(Extracted data entries)
=====

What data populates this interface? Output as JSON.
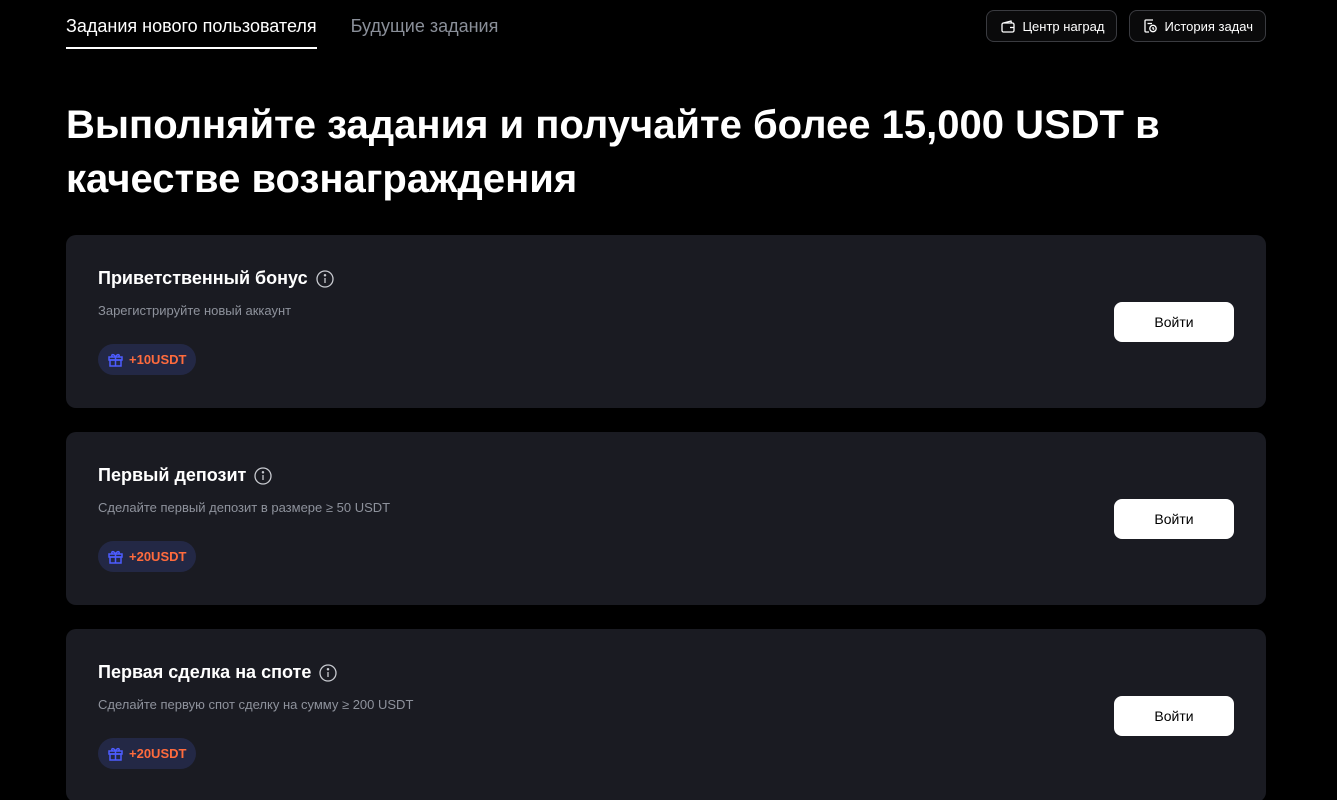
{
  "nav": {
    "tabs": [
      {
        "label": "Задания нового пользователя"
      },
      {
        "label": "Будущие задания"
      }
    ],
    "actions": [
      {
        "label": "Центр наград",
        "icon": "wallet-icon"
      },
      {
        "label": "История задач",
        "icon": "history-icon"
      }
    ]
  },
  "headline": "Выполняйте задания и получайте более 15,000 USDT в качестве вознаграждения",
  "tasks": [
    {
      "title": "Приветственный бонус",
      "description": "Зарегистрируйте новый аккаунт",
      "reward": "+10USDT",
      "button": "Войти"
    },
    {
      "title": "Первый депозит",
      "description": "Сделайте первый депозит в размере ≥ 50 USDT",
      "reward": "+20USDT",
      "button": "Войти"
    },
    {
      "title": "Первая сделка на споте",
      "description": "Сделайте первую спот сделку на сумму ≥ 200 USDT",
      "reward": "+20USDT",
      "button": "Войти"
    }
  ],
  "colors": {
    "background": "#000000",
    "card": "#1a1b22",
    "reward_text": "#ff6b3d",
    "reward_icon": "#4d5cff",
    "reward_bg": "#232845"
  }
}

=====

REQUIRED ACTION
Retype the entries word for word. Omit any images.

SOLUTION
What data populates this interface? Output as JSON.
{
  "nav": {
    "tabs": [
      {
        "label": "Задания нового пользователя"
      },
      {
        "label": "Будущие задания"
      }
    ],
    "actions": [
      {
        "label": "Центр наград",
        "icon": "wallet-icon"
      },
      {
        "label": "История задач",
        "icon": "history-icon"
      }
    ]
  },
  "headline": "Выполняйте задания и получайте более 15,000 USDT в качестве вознаграждения",
  "tasks": [
    {
      "title": "Приветственный бонус",
      "description": "Зарегистрируйте новый аккаунт",
      "reward": "+10USDT",
      "button": "Войти"
    },
    {
      "title": "Первый депозит",
      "description": "Сделайте первый депозит в размере ≥ 50 USDT",
      "reward": "+20USDT",
      "button": "Войти"
    },
    {
      "title": "Первая сделка на споте",
      "description": "Сделайте первую спот сделку на сумму ≥ 200 USDT",
      "reward": "+20USDT",
      "button": "Войти"
    }
  ],
  "colors": {
    "background": "#000000",
    "card": "#1a1b22",
    "reward_text": "#ff6b3d",
    "reward_icon": "#4d5cff",
    "reward_bg": "#232845"
  }
}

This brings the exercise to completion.